US, UN call for deeper look into Syria chemical weapons

The US defense secretary says the US and allies will continue investigating allegations of chemical weapons in Syria. On Monday opposition groups reported a bombing in Damascus on a government convoy.

Defense Secretary Chuck Hagel refused to discuss whether the US could take unilateral action against the Syrian regime or if the administration would act only in concert with allies. The Obama administration announced last week that US intelligence had concluded that Syrian government forces likely used chemical agents against rebels in two attacks, but reported "varying degrees of confidence" about the magnitude of the attack.

"We are continuing to assess what happened: when, where," Hagel said. "I think we should wait to get the facts before we make any judgments on what action, if any should be taken, and what kind of action."

US officials, including Secretary of State John Kerry, have accused Syria of using chemical weapons - likely the nerve agent sarin - on two occasions.
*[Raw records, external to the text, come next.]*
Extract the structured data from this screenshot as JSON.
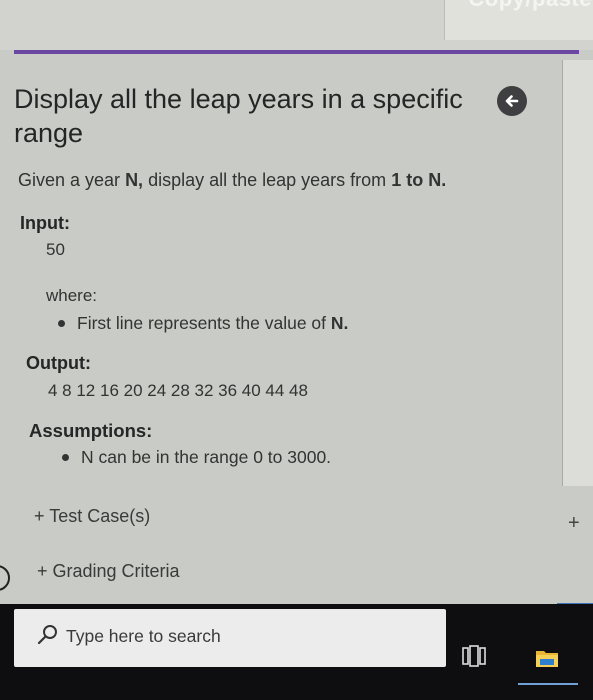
{
  "header": {
    "copy_label": "Copy/paste"
  },
  "problem": {
    "title": "Display all the leap years in a specific range",
    "description": {
      "part1": "Given a year ",
      "var": "N,",
      "part2": " display all the leap years from ",
      "range": "1 to N."
    },
    "input_label": "Input:",
    "input_value": "50",
    "where_label": "where:",
    "input_bullet": {
      "text": "First line represents the value of ",
      "var": "N."
    },
    "output_label": "Output:",
    "output_value": "4 8 12 16 20 24 28 32 36 40 44 48",
    "assumptions_label": "Assumptions:",
    "assumption_bullet": "N can be in the range 0 to 3000."
  },
  "links": {
    "test_cases": "+ Test Case(s)",
    "grading": "+ Grading Criteria",
    "right_plus": "+"
  },
  "taskbar": {
    "search_placeholder": "Type here to search",
    "accent": "#6b47a3"
  }
}
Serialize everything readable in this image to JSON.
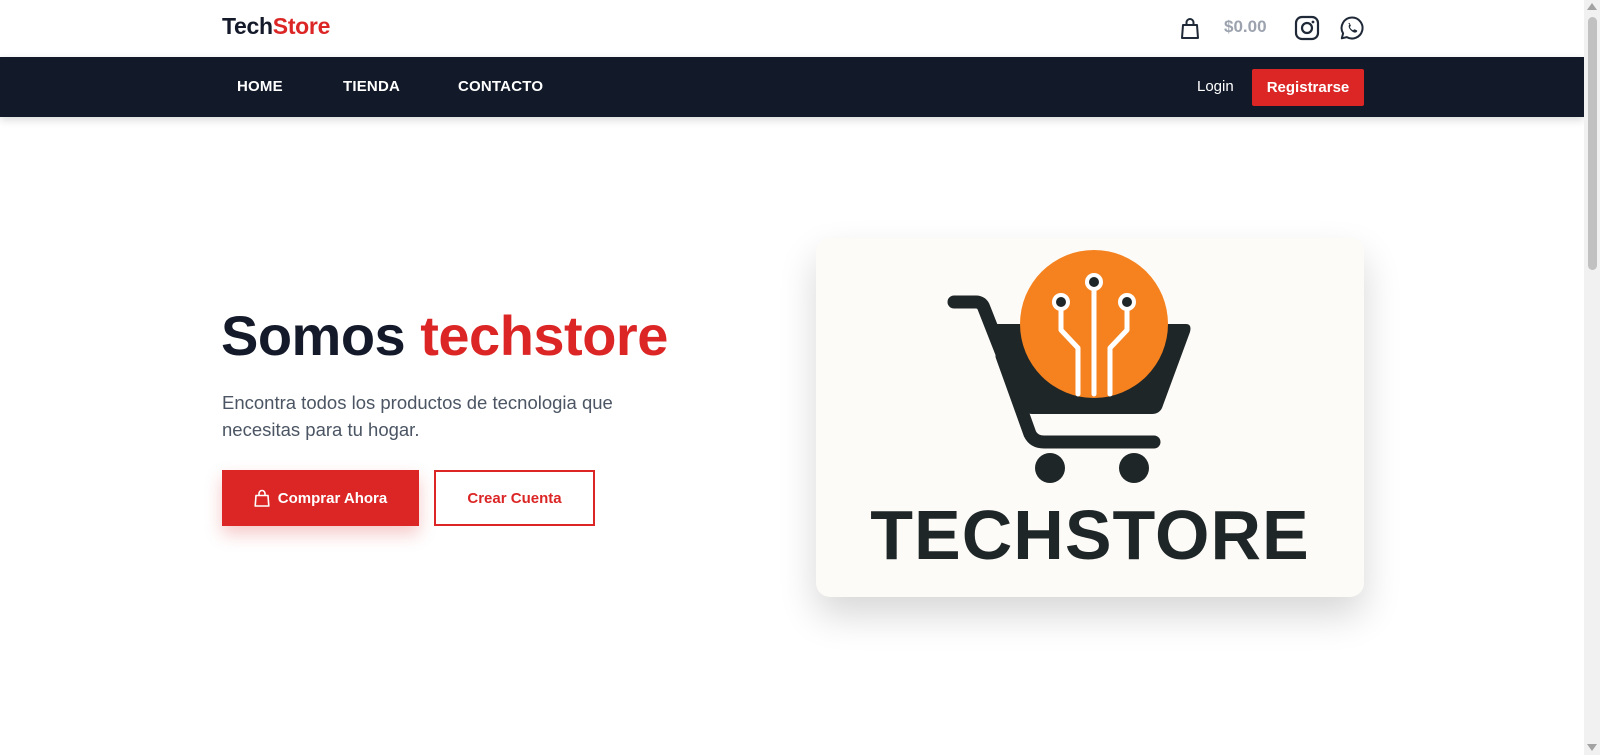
{
  "header": {
    "brand_part1": "Tech",
    "brand_part2": "Store",
    "cart_total": "$0.00",
    "icons": [
      "shopping-bag-icon",
      "instagram-icon",
      "whatsapp-icon"
    ]
  },
  "nav": {
    "links": [
      "HOME",
      "TIENDA",
      "CONTACTO"
    ],
    "login_label": "Login",
    "register_label": "Registrarse"
  },
  "hero": {
    "title_part1": "Somos",
    "title_part2": "techstore",
    "description": "Encontra todos los productos de tecnologia que necesitas para tu hogar.",
    "primary_button": "Comprar Ahora",
    "secondary_button": "Crear Cuenta",
    "logo_word": "TECHSTORE"
  },
  "colors": {
    "accent": "#dc2626",
    "dark": "#121a2a",
    "muted": "#9ca3af",
    "logo_orange": "#f5821f"
  }
}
Britain, France, Israel and Qatar also allege that Syria has used chemical weapons in the two-year civil war.

‘Enormous consequences'

Obama has said that use of chemical weapons by President Bashar al-Assad's regime, or the transfer of stockpiles to terrorists, would cross a "red line" and have "enormous consequences." Members of Congress have demanded that the US protect Syrian rebels and those sympathetic to them with either a safe zone or a no-fly zone over parts of the country.

The international community has also called for an investigation into the allegations of chemical weapons, but the Syrian regime wants any inquiry limited to an incident in the Khan al-Assal village in the Aleppo province in March that reportedly killed 31 people. UN Secretary-General Ban Ki-moon has called for a broader investigation, one that would include a December incident in Homs.

On Monday, state television reported that Prime Minister Wael al-Halqi was targeted in a Damascus attack on a government convoy but was not hurt. In addition to the official report by state media, Hezbollah's al-Manar television and the opposition Syrian Observatory for Human Rights reported the attack. Six people were killed in the blast, the British-based Syrian Observatory for Human Rights reported.

Syria's two-year conflict has left more than 70,000 people dead, according to UN estimates.

mkg/ch (AFP, Reuters, dpa, AP)